Many authors fill out a detailed character sheet before they begin writing. I don’t but you may want to. If so, email me and I’ll send you a character sketch sheet as an email attachment. My email is caroline @ carolineclemmons dot com. Some of us need more information than others. Many writers pour over magazines or stock photo sites to find photos that resemble their main characters. Visual aids are helpful.

A series bible allows you to keep hair color, eye color, etc. straight so you don’t have a hero with brown eyes in chapter one and blue eyes in chapter twenty. Also, you need to know these things for the next books. Make certain you write these down to avoid problems—even for secondary characters. I know a well-known author who forgot to log the color of a secondary character’s eyes. Later, she wanted to use him as a main character and paid someone to find him in her series and tell her his eye color.

What I write for each character is similar to this from my latest release, DANIEL McCLINTOCK,

Daniel McClintock, blue eyes, dark brown hair, age 22 but looks older, six feet four, paints western landscapes and horses and donates sales to the church, reads a lot, keeps the ranch books, paralyzed from waist down when 20, depressed and has lost hope of walking again in spite of supportive family.

Clara Roos Van Hoosan, blue eyes, blond hair, age 22, five feet ten inches, not fat but large bust, strong, imposing, trained in mechanotherapy in Amsterdam, hopes to found clinic in America, reads, sews, knits, cheerful, very good at her job and has helped many paralytics regain use of their limbs. Raised by aunt and uncle after her parents died when she was ten.

If a character is mentioned even once, I list the person’s name and brief description. It might only be “Millie Lippincott, kind society matron, salt and pepper hair, brown eyes”. If I decide to have that person show up in a future book, I need to know what I’ve said before.

If your series shares a locale or family, have the characters from previous books appear as secondary characters or even walk-ons in future books. Readers want to know what’s happened to them since the first mention. Keeping up with characters is part of the joy of reading a series.

If you have questions, please let me know at the email I listed earlier.

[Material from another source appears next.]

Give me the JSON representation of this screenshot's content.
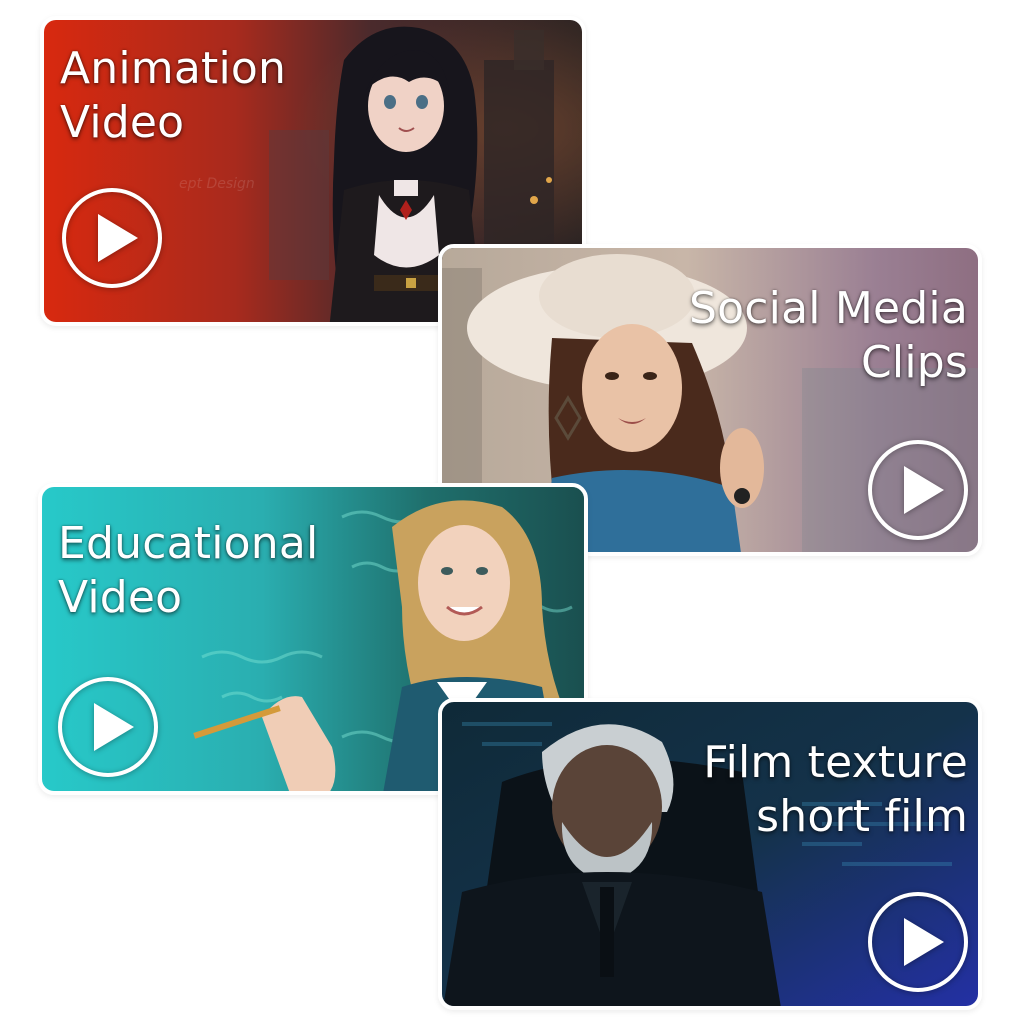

If I don’t know the answer, I’ll find someone who does.


Caroline Clemmons is an Amazon bestselling and award winning author of historical and contemporary western romances. A frequent speaker at conferences and seminars, she has taught workshops on characterization, point of view, and layering a novel. Her latest release is book four of the McClintock series, DANIEL McCLINTOCK.

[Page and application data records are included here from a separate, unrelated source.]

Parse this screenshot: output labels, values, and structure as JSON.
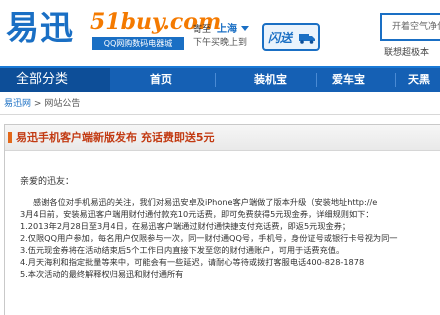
{
  "header": {
    "logo_text": "易迅",
    "logo_51_text": "51buy.com",
    "logo_51_sub": "QQ网购数码电器城",
    "region_label": "寄至",
    "region_city": "上海",
    "order_hint": "下午买晚上到",
    "badge_text": "闪送",
    "search_placeholder": "开着空气净化",
    "search_hot": "联想超极本"
  },
  "nav": {
    "all_categories": "全部分类",
    "items": [
      "首页",
      "装机宝",
      "爱车宝",
      "天黑"
    ]
  },
  "breadcrumb": {
    "home": "易迅网",
    "separator": ">",
    "current": "网站公告"
  },
  "article": {
    "title": "易迅手机客户端新版发布 充话费即送5元",
    "greeting": "亲爱的迅友：",
    "lines": [
      "感谢各位对手机易迅的关注，我们对易迅安卓及iPhone客户端做了版本升级（安装地址http://e",
      "3月4日前，安装易迅客户端用财付通付款充10元话费，即可免费获得5元现金券，详细规则如下：",
      "1.2013年2月28日至3月4日，在易迅客户端通过财付通快捷支付充话费，即返5元现金券；",
      "2.仅限QQ用户参加，每名用户仅限参与一次，同一财付通QQ号，手机号，身份证号或银行卡号视为同一",
      "3.伍元现金券将在活动结束后5个工作日内直接下发至您的财付通账户，可用于话费充值。",
      "4.月天海利和指定批量等来中，可能会有一些延迟，请耐心等待或拨打客服电话400-828-1878",
      "5.本次活动的最终解释权归易迅和财付通所有"
    ]
  },
  "colors": {
    "brand_blue": "#1a6fc4",
    "nav_blue": "#1560b4",
    "accent_orange": "#f47a00",
    "title_red": "#c23a12"
  }
}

Caroline and her husband live in the heart of Texas cowboy country with their menagerie of rescued pets. When she’s not indulging her passion for writing, Caroline enjoys being with her family, reading, travel, antiquing, genealogy, and getting together with friends. Find her on her blog, website, Facebook, Twitter, Goodreads, Google+, WattPad, Shelfari, and Pinterest.

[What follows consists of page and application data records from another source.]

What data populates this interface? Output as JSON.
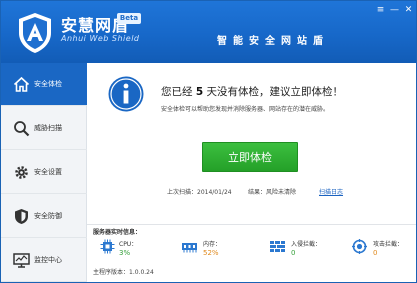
{
  "header": {
    "title": "安慧网盾",
    "beta_badge": "Beta",
    "subtitle": "Anhui Web Shield",
    "slogan": "智能安全网站盾"
  },
  "window_controls": {
    "menu": "≡",
    "minimize": "—",
    "close": "✕"
  },
  "sidebar": {
    "items": [
      {
        "label": "安全体检",
        "icon": "home-icon",
        "active": true
      },
      {
        "label": "威胁扫描",
        "icon": "magnifier-icon",
        "active": false
      },
      {
        "label": "安全设置",
        "icon": "gear-icon",
        "active": false
      },
      {
        "label": "安全防御",
        "icon": "shield-icon",
        "active": false
      },
      {
        "label": "监控中心",
        "icon": "monitor-icon",
        "active": false
      }
    ]
  },
  "main": {
    "headline_prefix": "您已经",
    "headline_days": "5",
    "headline_suffix": "天没有体检，建议立即体检！",
    "subtitle": "安全体检可以帮助您发现并消除服务器、网站存在的潜在威胁。",
    "cta_label": "立即体检",
    "last_scan": "上次扫描：2014/01/24",
    "result": "结果：风险未清除",
    "scan_log": "扫描日志"
  },
  "monitor": {
    "title": "服务器实时信息：",
    "metrics": [
      {
        "label": "CPU：",
        "value": "3%",
        "icon": "cpu-icon"
      },
      {
        "label": "内存：",
        "value": "52%",
        "icon": "memory-icon"
      },
      {
        "label": "入侵拦截：",
        "value": "0",
        "icon": "intrusion-icon"
      },
      {
        "label": "攻击拦截：",
        "value": "0",
        "icon": "attack-icon"
      }
    ]
  },
  "footer": {
    "version": "主程序版本：1.0.0.24"
  },
  "colors": {
    "brand_blue": "#1a67c4",
    "cta_green": "#2bab2f",
    "value_green": "#36a03b",
    "value_orange": "#e08a1e"
  }
}
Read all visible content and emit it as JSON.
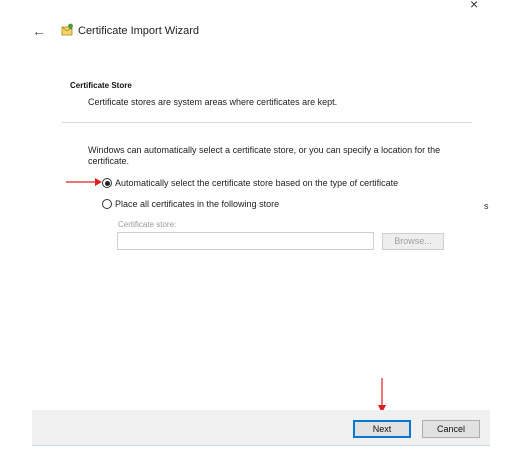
{
  "window": {
    "close_glyph": "×",
    "back_glyph": "←",
    "title": "Certificate Import Wizard",
    "icon": "certificate-wizard-icon"
  },
  "section": {
    "title": "Certificate Store",
    "description": "Certificate stores are system areas where certificates are kept."
  },
  "body": {
    "intro": "Windows can automatically select a certificate store, or you can specify a location for the certificate.",
    "options": [
      {
        "label": "Automatically select the certificate store based on the type of certificate",
        "selected": true
      },
      {
        "label": "Place all certificates in the following store",
        "selected": false
      }
    ],
    "store_label": "Certificate store:",
    "store_value": "",
    "browse_label": "Browse..."
  },
  "side_mark": "s",
  "annotations": {
    "arrow_color": "#e02020"
  },
  "footer": {
    "next_label": "Next",
    "cancel_label": "Cancel"
  },
  "colors": {
    "focus_border": "#0078d7",
    "footer_bg": "#f0f0f0"
  }
}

Click on her Amazon Author Page for a complete list of her books and follow her there.

Subscribe to Caroline’s newsletter here to receive a FREE novella of HAPPY IS THE BRIDE, a humorous historical wedding disaster that ends happily—but you knew it would, didn’t you?  She loves to hear from her readers at


Author Interviews Writing How Tos Writing Tips

2 Comments Leave a comment

  1. Wise words. Thank you. One quick question … where do you keep your map so that it is always available? Hardcopy or on your computer?

  2. Madeline, I keep it on a 9 x 12 piece of posterboard in a pigeonhole of my computer desk. In this way, I don’t have to switch back and forth. If I were more technically knowledgeable, I would probably keep the map on my hard disk. Thanks for commenting.

Leave a Reply

Fill in your details below or click an icon to log in: Logo

You are commenting using your account. Log Out /  Change )

Google photo

You are commenting using your Google account. Log Out /  Change )

Twitter picture

You are commenting using your Twitter account. Log Out /  Change )

Facebook photo

You are commenting using your Facebook account. Log Out /  Change )

Connecting to %s

This site uses Akismet to reduce spam. Learn how your comment data is processed.

%d bloggers like this: